--- Work to be completed ---
Reproduce the records below exactly, but leave their pictures out of the copy.

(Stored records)
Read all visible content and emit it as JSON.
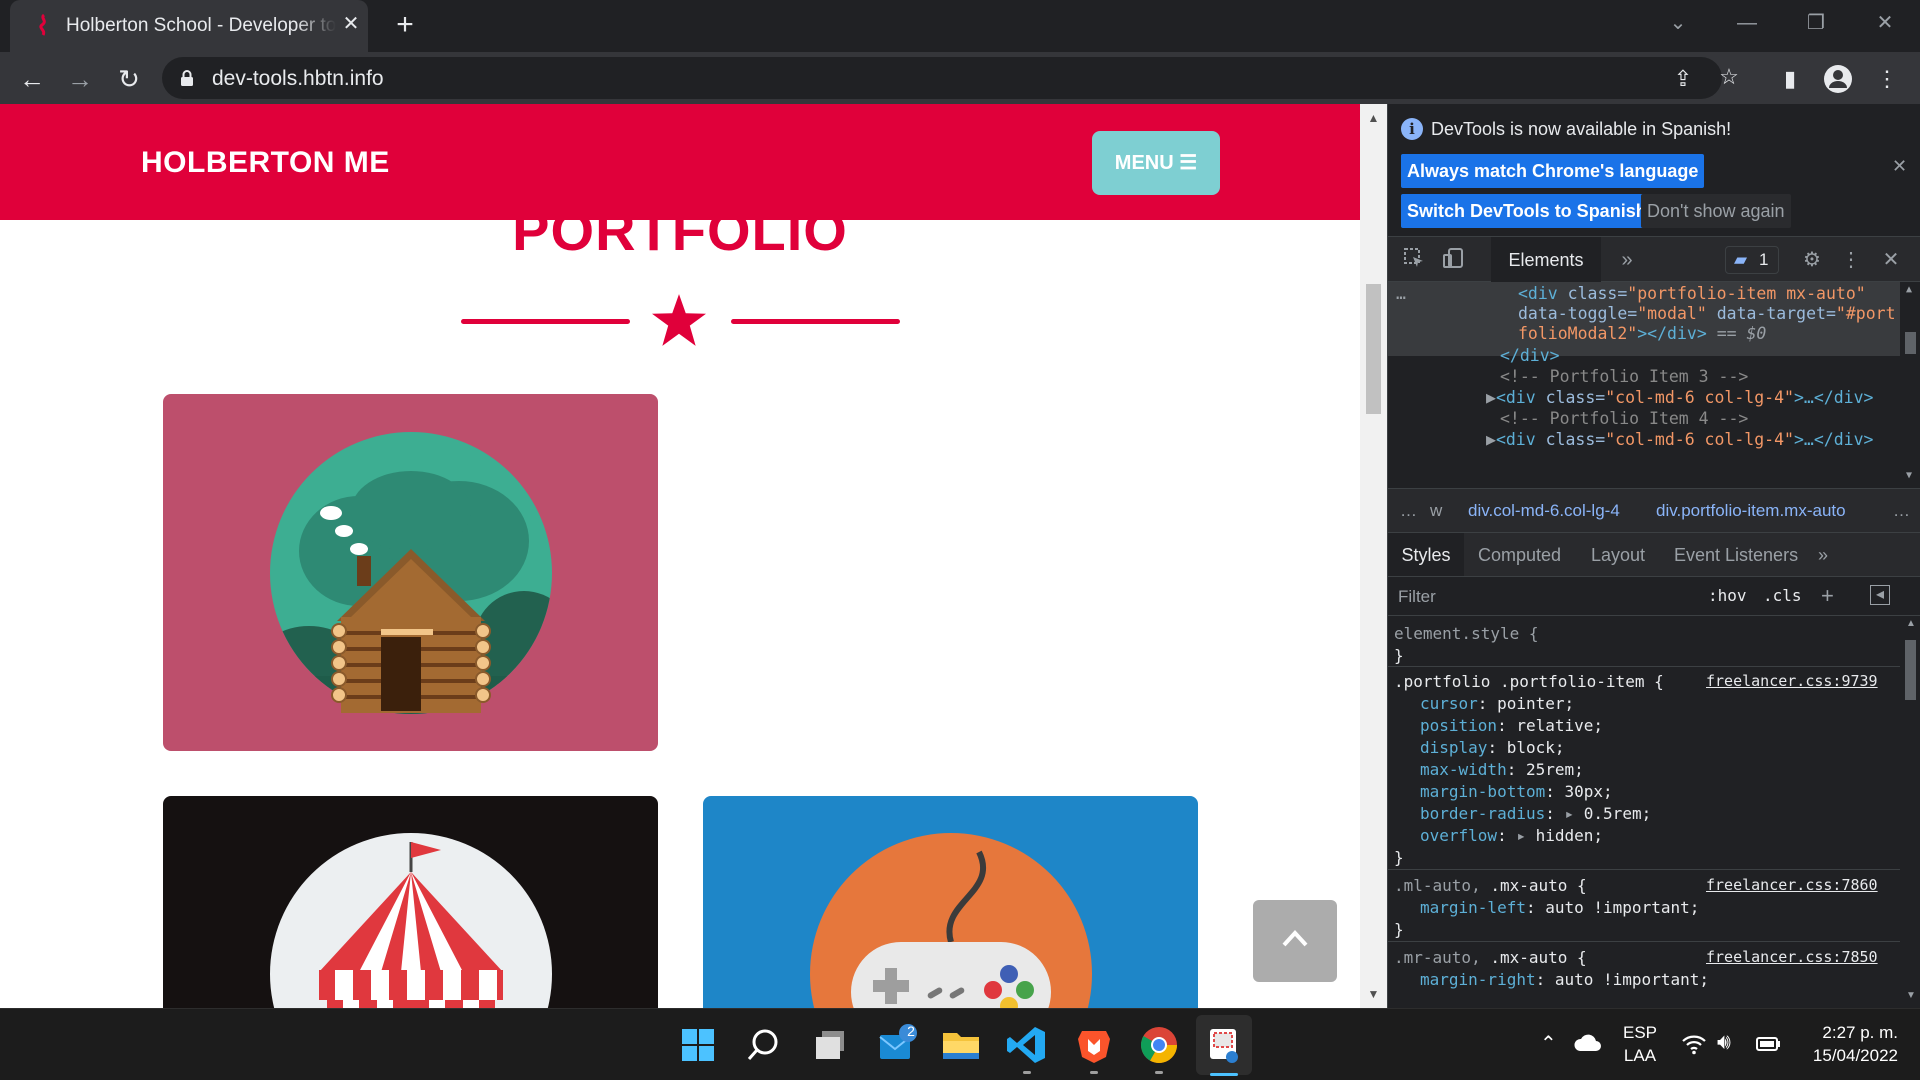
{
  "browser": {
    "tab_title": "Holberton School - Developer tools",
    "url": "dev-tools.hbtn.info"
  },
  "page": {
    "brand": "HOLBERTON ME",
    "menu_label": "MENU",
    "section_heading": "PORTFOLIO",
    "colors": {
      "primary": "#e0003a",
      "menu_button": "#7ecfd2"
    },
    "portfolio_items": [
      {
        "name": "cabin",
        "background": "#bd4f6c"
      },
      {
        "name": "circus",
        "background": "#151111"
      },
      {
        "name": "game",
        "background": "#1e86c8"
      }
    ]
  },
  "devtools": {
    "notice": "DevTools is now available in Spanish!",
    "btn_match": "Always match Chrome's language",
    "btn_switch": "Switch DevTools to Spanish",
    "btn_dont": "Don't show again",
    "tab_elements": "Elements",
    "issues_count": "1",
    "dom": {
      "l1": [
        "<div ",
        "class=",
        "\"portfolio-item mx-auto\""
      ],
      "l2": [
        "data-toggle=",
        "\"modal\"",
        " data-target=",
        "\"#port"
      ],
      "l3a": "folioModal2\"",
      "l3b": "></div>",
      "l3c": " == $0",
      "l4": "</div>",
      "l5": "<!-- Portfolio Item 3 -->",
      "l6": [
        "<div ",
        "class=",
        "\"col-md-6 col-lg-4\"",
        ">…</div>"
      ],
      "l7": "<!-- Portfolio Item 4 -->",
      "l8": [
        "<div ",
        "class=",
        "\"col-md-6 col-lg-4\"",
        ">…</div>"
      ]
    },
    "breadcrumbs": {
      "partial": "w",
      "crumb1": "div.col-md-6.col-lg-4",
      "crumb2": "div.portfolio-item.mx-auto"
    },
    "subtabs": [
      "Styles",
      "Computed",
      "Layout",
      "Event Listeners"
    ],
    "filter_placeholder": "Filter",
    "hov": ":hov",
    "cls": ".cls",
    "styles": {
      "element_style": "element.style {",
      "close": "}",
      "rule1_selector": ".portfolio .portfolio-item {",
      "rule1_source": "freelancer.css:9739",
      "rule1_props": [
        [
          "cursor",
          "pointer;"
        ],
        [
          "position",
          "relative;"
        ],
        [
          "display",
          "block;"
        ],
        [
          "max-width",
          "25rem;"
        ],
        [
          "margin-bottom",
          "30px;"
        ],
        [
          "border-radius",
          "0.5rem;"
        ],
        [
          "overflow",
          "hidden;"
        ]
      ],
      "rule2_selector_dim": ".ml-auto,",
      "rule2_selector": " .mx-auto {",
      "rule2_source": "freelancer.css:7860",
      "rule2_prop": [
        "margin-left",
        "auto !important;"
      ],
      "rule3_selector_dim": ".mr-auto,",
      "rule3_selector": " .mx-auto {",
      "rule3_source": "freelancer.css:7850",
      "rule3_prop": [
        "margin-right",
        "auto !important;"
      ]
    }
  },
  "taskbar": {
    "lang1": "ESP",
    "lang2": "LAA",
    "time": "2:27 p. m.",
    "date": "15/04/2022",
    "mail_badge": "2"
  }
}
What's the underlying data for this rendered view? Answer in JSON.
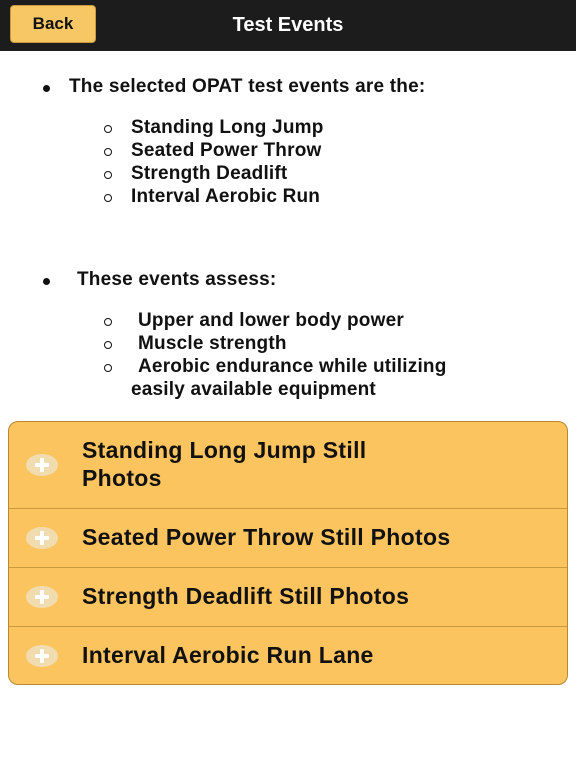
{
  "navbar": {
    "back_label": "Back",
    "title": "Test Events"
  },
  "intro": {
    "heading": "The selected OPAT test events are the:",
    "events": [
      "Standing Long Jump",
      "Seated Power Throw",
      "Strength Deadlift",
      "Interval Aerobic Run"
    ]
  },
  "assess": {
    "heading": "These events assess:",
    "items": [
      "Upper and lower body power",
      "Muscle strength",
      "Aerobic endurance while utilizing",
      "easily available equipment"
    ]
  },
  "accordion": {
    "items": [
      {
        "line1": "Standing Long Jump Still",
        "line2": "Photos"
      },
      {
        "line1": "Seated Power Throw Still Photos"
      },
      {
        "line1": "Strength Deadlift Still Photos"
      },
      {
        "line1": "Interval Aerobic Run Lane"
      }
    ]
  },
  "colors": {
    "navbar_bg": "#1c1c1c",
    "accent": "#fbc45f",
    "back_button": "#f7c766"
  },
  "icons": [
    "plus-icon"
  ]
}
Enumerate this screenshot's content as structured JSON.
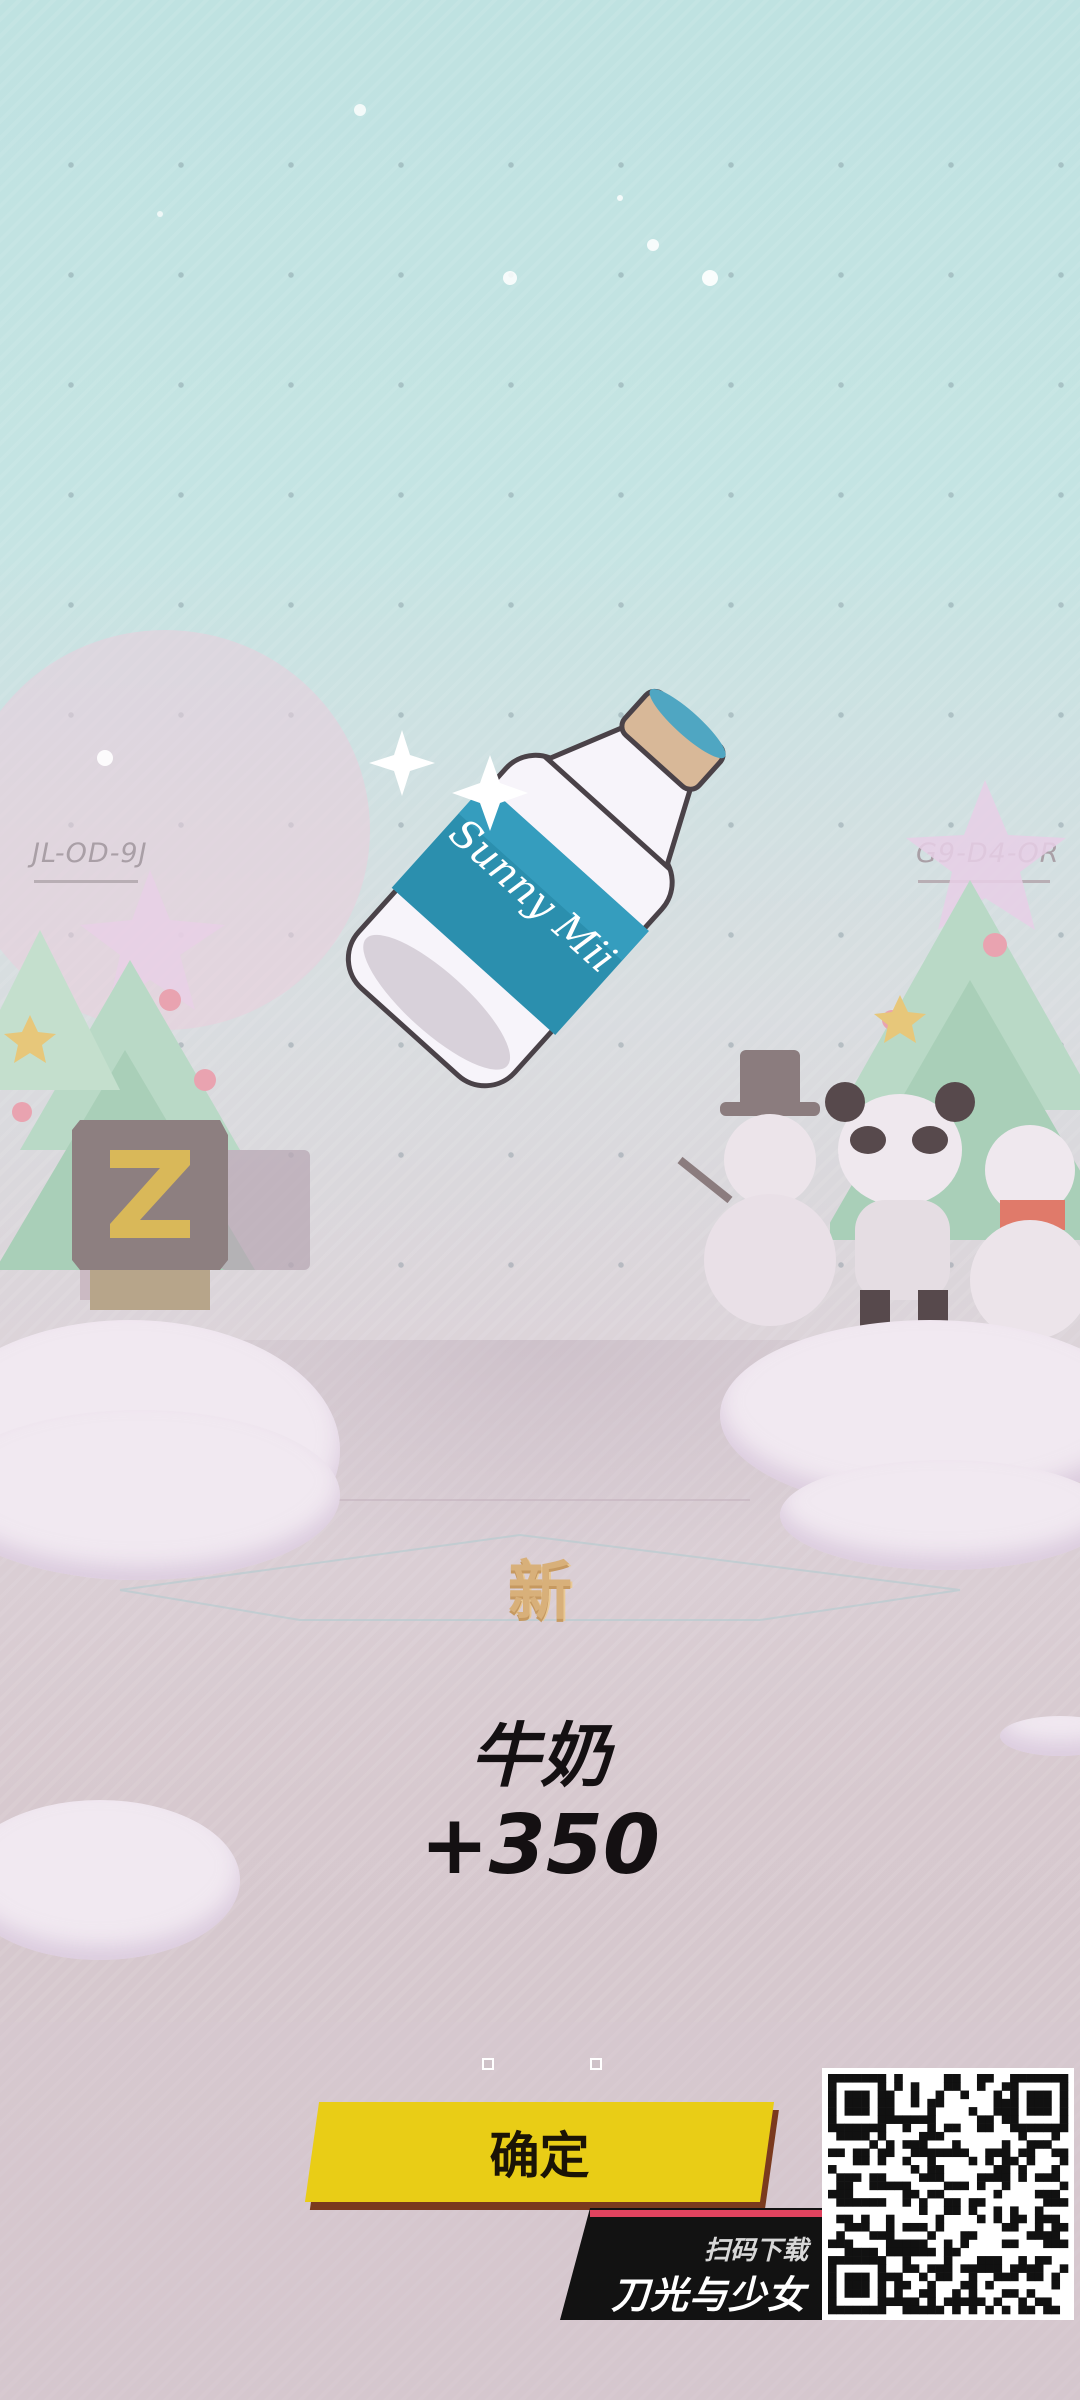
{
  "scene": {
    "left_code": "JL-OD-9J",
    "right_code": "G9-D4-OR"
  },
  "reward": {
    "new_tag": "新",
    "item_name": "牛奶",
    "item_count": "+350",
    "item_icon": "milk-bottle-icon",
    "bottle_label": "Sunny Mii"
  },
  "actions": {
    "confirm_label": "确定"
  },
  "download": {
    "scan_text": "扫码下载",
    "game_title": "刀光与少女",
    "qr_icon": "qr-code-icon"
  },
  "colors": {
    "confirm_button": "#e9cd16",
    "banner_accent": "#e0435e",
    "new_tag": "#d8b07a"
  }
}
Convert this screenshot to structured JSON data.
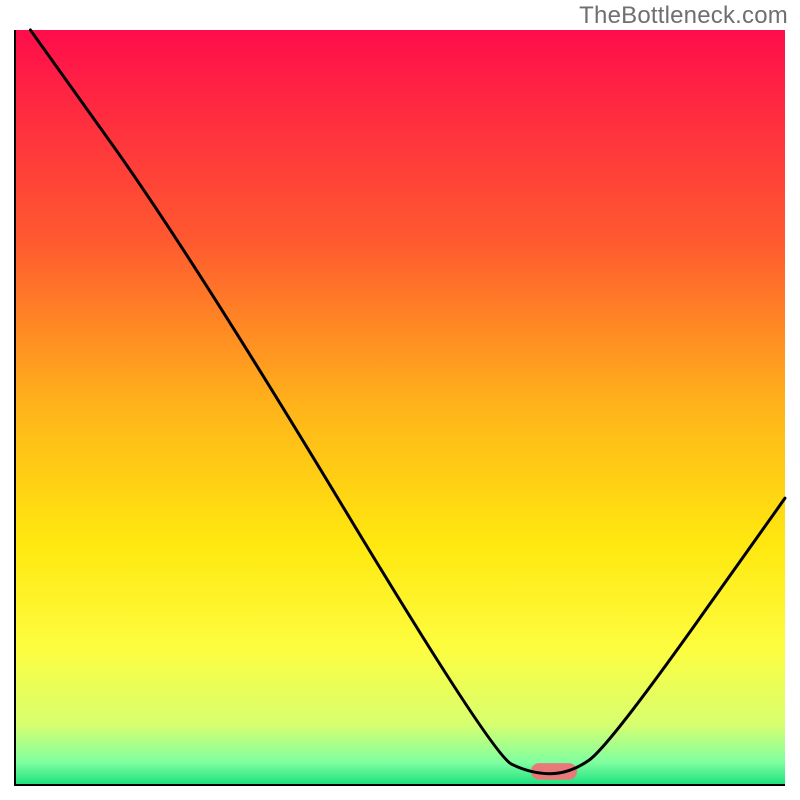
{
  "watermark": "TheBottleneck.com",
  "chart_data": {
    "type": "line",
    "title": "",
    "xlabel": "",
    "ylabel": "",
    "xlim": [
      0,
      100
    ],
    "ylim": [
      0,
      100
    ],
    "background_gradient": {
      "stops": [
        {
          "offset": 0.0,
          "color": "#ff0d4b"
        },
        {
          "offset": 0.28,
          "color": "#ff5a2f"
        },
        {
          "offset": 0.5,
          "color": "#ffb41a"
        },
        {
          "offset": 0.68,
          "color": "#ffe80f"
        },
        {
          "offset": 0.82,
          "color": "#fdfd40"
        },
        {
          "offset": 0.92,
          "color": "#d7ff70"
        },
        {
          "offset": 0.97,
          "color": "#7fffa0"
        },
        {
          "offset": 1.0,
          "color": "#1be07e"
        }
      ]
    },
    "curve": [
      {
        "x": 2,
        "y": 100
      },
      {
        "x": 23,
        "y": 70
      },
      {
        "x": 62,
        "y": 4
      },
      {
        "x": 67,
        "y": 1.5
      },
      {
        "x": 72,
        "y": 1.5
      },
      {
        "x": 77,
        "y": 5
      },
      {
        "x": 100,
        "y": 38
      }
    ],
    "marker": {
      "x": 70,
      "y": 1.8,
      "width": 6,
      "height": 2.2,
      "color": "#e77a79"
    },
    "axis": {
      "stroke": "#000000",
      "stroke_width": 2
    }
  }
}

--- Exercise result ---
Read all visible content and emit it as JSON.
{
  "browser": {
    "tab_title": "Holberton School - Developer tools",
    "url": "dev-tools.hbtn.info"
  },
  "page": {
    "brand": "HOLBERTON ME",
    "menu_label": "MENU",
    "section_heading": "PORTFOLIO",
    "colors": {
      "primary": "#e0003a",
      "menu_button": "#7ecfd2"
    },
    "portfolio_items": [
      {
        "name": "cabin",
        "background": "#bd4f6c"
      },
      {
        "name": "circus",
        "background": "#151111"
      },
      {
        "name": "game",
        "background": "#1e86c8"
      }
    ]
  },
  "devtools": {
    "notice": "DevTools is now available in Spanish!",
    "btn_match": "Always match Chrome's language",
    "btn_switch": "Switch DevTools to Spanish",
    "btn_dont": "Don't show again",
    "tab_elements": "Elements",
    "issues_count": "1",
    "dom": {
      "l1": [
        "<div ",
        "class=",
        "\"portfolio-item mx-auto\""
      ],
      "l2": [
        "data-toggle=",
        "\"modal\"",
        " data-target=",
        "\"#port"
      ],
      "l3a": "folioModal2\"",
      "l3b": "></div>",
      "l3c": " == $0",
      "l4": "</div>",
      "l5": "<!-- Portfolio Item 3 -->",
      "l6": [
        "<div ",
        "class=",
        "\"col-md-6 col-lg-4\"",
        ">…</div>"
      ],
      "l7": "<!-- Portfolio Item 4 -->",
      "l8": [
        "<div ",
        "class=",
        "\"col-md-6 col-lg-4\"",
        ">…</div>"
      ]
    },
    "breadcrumbs": {
      "partial": "w",
      "crumb1": "div.col-md-6.col-lg-4",
      "crumb2": "div.portfolio-item.mx-auto"
    },
    "subtabs": [
      "Styles",
      "Computed",
      "Layout",
      "Event Listeners"
    ],
    "filter_placeholder": "Filter",
    "hov": ":hov",
    "cls": ".cls",
    "styles": {
      "element_style": "element.style {",
      "close": "}",
      "rule1_selector": ".portfolio .portfolio-item {",
      "rule1_source": "freelancer.css:9739",
      "rule1_props": [
        [
          "cursor",
          "pointer;"
        ],
        [
          "position",
          "relative;"
        ],
        [
          "display",
          "block;"
        ],
        [
          "max-width",
          "25rem;"
        ],
        [
          "margin-bottom",
          "30px;"
        ],
        [
          "border-radius",
          "0.5rem;"
        ],
        [
          "overflow",
          "hidden;"
        ]
      ],
      "rule2_selector_dim": ".ml-auto,",
      "rule2_selector": " .mx-auto {",
      "rule2_source": "freelancer.css:7860",
      "rule2_prop": [
        "margin-left",
        "auto !important;"
      ],
      "rule3_selector_dim": ".mr-auto,",
      "rule3_selector": " .mx-auto {",
      "rule3_source": "freelancer.css:7850",
      "rule3_prop": [
        "margin-right",
        "auto !important;"
      ]
    }
  },
  "taskbar": {
    "lang1": "ESP",
    "lang2": "LAA",
    "time": "2:27 p. m.",
    "date": "15/04/2022",
    "mail_badge": "2"
  }
}
What's the underlying data for this rendered view? Answer in JSON.
{
  "navbar": {
    "back_label": "Back",
    "title": "Test Events"
  },
  "intro": {
    "heading": "The selected OPAT test events are the:",
    "events": [
      "Standing Long Jump",
      "Seated Power Throw",
      "Strength Deadlift",
      "Interval Aerobic Run"
    ]
  },
  "assess": {
    "heading": "These events assess:",
    "items": [
      "Upper and lower body power",
      "Muscle strength",
      "Aerobic endurance while utilizing",
      "easily available equipment"
    ]
  },
  "accordion": {
    "items": [
      {
        "line1": "Standing Long Jump Still",
        "line2": "Photos"
      },
      {
        "line1": "Seated Power Throw Still Photos"
      },
      {
        "line1": "Strength Deadlift Still Photos"
      },
      {
        "line1": "Interval Aerobic Run Lane"
      }
    ]
  },
  "colors": {
    "navbar_bg": "#1c1c1c",
    "accent": "#fbc45f",
    "back_button": "#f7c766"
  },
  "icons": [
    "plus-icon"
  ]
}
Enumerate this screenshot's content as structured JSON.
{
  "scene": {
    "left_code": "JL-OD-9J",
    "right_code": "G9-D4-OR"
  },
  "reward": {
    "new_tag": "新",
    "item_name": "牛奶",
    "item_count": "+350",
    "item_icon": "milk-bottle-icon",
    "bottle_label": "Sunny Mii"
  },
  "actions": {
    "confirm_label": "确定"
  },
  "download": {
    "scan_text": "扫码下载",
    "game_title": "刀光与少女",
    "qr_icon": "qr-code-icon"
  },
  "colors": {
    "confirm_button": "#e9cd16",
    "banner_accent": "#e0435e",
    "new_tag": "#d8b07a"
  }
}
Convert this screenshot to structured JSON data.
{
  "watermark": "TheBottleneck.com",
  "chart_data": {
    "type": "line",
    "title": "",
    "xlabel": "",
    "ylabel": "",
    "xlim": [
      0,
      100
    ],
    "ylim": [
      0,
      100
    ],
    "background_gradient": {
      "stops": [
        {
          "offset": 0.0,
          "color": "#ff0d4b"
        },
        {
          "offset": 0.28,
          "color": "#ff5a2f"
        },
        {
          "offset": 0.5,
          "color": "#ffb41a"
        },
        {
          "offset": 0.68,
          "color": "#ffe80f"
        },
        {
          "offset": 0.82,
          "color": "#fdfd40"
        },
        {
          "offset": 0.92,
          "color": "#d7ff70"
        },
        {
          "offset": 0.97,
          "color": "#7fffa0"
        },
        {
          "offset": 1.0,
          "color": "#1be07e"
        }
      ]
    },
    "curve": [
      {
        "x": 2,
        "y": 100
      },
      {
        "x": 23,
        "y": 70
      },
      {
        "x": 62,
        "y": 4
      },
      {
        "x": 67,
        "y": 1.5
      },
      {
        "x": 72,
        "y": 1.5
      },
      {
        "x": 77,
        "y": 5
      },
      {
        "x": 100,
        "y": 38
      }
    ],
    "marker": {
      "x": 70,
      "y": 1.8,
      "width": 6,
      "height": 2.2,
      "color": "#e77a79"
    },
    "axis": {
      "stroke": "#000000",
      "stroke_width": 2
    }
  }
}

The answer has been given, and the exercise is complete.